Initially, following the execution of Charles I, in 1649 coins were produced that followed Cromwell’s Puritan beliefs. The wording appeared in English rather than Latin, the monarch’s portraiture was abandoned resulting in a very heraldic coin, bearing the cross of St George on both sides.
This Puritan style was abandoned towards the end of Cromwell’s time as Lord Protector when there were proposals for a complete reversion to the royalist style – which is where this design comes from. The portrait styled Cromwell as a Roman emperor, featuring robes, wreaths and Latin inscriptions in a marked departure from the previous coins minted since Charles’ execution. The careful and elaborate design suggests there was a clear intent to issue the Cromwell coins, however, despite a small number being minted there is no evidence that they ever made it into circulation.
Oliver Cromwell Silver Halfcrown, 1658
Obverse - Laureate and draped bust left, abbreviated Latin legend and toothed border surrounding, OLIVAR. D.G.R.P. ANG. SCO. ET. HIB &c PRO
Reverse - Crowned quartered shield of arms of the Protectorate, date above, Latin legend and toothed border surrounding, PAX QVÆRITVR BELLO, edge inscribed in raised letters, +.HAS. NISI. PERITVRVS. MIHI. ADIMAT. NEMO. The abbreviated Latin legends translate as "Oliver by the Grace of God, Protector of the Republic of England, Scotland and Ireland," and on the reverse "Peace is sought by war," and additionally on the edge "Let no one remove these from me under penalty of death."

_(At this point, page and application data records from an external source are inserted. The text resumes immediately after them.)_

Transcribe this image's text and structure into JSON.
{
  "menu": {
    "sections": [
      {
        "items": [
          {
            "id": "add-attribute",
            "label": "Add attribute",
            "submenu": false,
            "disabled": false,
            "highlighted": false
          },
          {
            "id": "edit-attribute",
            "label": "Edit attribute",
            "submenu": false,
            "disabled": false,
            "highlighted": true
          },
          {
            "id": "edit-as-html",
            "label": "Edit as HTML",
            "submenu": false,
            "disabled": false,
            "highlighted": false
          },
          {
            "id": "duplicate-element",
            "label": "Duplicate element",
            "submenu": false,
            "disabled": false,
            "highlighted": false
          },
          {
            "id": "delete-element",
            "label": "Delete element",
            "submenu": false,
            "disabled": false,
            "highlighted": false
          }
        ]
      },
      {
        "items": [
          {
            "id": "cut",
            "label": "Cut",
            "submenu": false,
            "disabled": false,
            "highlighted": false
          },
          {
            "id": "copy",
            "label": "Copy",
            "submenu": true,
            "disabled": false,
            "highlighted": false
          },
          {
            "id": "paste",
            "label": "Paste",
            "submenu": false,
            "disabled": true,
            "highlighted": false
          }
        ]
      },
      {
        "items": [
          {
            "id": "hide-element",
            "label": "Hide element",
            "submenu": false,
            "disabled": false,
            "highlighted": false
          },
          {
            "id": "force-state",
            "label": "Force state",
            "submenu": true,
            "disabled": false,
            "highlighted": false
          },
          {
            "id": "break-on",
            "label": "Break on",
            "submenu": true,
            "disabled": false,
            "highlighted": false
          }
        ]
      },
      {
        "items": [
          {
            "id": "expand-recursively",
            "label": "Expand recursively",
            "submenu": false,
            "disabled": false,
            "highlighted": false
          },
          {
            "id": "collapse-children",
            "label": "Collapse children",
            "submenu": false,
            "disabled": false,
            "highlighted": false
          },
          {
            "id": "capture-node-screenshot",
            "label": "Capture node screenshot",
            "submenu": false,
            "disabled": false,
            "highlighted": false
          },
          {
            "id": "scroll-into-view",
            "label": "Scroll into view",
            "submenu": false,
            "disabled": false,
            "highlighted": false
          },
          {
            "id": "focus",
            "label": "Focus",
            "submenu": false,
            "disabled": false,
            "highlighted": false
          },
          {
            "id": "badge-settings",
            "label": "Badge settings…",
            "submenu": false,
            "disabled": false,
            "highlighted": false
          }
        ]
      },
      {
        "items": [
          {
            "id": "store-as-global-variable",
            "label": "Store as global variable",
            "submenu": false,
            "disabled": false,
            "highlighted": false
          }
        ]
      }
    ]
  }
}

Attractively toned, has been graded and slabbed by NGC as AU58.
|Pure Metal Type